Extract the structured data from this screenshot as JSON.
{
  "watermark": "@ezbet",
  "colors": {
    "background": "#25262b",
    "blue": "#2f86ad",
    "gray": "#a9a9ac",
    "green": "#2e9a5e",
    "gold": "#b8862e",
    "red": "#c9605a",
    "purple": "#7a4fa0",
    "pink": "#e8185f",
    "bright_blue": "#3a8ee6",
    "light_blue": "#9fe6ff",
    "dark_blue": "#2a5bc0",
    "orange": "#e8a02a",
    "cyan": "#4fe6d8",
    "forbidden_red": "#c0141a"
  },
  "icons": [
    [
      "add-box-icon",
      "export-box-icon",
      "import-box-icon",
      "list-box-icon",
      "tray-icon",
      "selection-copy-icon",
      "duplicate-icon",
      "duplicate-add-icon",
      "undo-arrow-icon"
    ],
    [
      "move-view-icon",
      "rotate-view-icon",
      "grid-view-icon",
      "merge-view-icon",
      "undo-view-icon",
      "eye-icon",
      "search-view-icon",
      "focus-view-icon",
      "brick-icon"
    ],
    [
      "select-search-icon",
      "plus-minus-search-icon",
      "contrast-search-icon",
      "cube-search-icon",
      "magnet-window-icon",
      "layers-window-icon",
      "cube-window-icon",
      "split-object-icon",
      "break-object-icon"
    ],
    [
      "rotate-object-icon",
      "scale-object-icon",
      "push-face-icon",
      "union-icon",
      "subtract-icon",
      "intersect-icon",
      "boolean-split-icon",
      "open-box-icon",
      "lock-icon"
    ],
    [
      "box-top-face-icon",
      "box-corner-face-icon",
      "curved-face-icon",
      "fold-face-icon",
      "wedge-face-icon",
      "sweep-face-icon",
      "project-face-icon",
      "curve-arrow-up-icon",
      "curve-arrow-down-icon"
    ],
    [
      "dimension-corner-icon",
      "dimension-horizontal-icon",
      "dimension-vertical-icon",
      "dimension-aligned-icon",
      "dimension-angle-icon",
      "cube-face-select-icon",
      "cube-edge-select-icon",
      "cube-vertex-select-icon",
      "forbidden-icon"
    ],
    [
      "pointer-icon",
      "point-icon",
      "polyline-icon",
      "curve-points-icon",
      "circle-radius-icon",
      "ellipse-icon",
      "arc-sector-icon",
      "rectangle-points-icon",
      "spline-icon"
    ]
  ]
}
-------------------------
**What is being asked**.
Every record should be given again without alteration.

**Solution to this task**.
Extract the structured data from this screenshot as JSON.
{
  "watermark": "@ezbet",
  "colors": {
    "background": "#25262b",
    "blue": "#2f86ad",
    "gray": "#a9a9ac",
    "green": "#2e9a5e",
    "gold": "#b8862e",
    "red": "#c9605a",
    "purple": "#7a4fa0",
    "pink": "#e8185f",
    "bright_blue": "#3a8ee6",
    "light_blue": "#9fe6ff",
    "dark_blue": "#2a5bc0",
    "orange": "#e8a02a",
    "cyan": "#4fe6d8",
    "forbidden_red": "#c0141a"
  },
  "icons": [
    [
      "add-box-icon",
      "export-box-icon",
      "import-box-icon",
      "list-box-icon",
      "tray-icon",
      "selection-copy-icon",
      "duplicate-icon",
      "duplicate-add-icon",
      "undo-arrow-icon"
    ],
    [
      "move-view-icon",
      "rotate-view-icon",
      "grid-view-icon",
      "merge-view-icon",
      "undo-view-icon",
      "eye-icon",
      "search-view-icon",
      "focus-view-icon",
      "brick-icon"
    ],
    [
      "select-search-icon",
      "plus-minus-search-icon",
      "contrast-search-icon",
      "cube-search-icon",
      "magnet-window-icon",
      "layers-window-icon",
      "cube-window-icon",
      "split-object-icon",
      "break-object-icon"
    ],
    [
      "rotate-object-icon",
      "scale-object-icon",
      "push-face-icon",
      "union-icon",
      "subtract-icon",
      "intersect-icon",
      "boolean-split-icon",
      "open-box-icon",
      "lock-icon"
    ],
    [
      "box-top-face-icon",
      "box-corner-face-icon",
      "curved-face-icon",
      "fold-face-icon",
      "wedge-face-icon",
      "sweep-face-icon",
      "project-face-icon",
      "curve-arrow-up-icon",
      "curve-arrow-down-icon"
    ],
    [
      "dimension-corner-icon",
      "dimension-horizontal-icon",
      "dimension-vertical-icon",
      "dimension-aligned-icon",
      "dimension-angle-icon",
      "cube-face-select-icon",
      "cube-edge-select-icon",
      "cube-vertex-select-icon",
      "forbidden-icon"
    ],
    [
      "pointer-icon",
      "point-icon",
      "polyline-icon",
      "curve-points-icon",
      "circle-radius-icon",
      "ellipse-icon",
      "arc-sector-icon",
      "rectangle-points-icon",
      "spline-icon"
    ]
  ]
}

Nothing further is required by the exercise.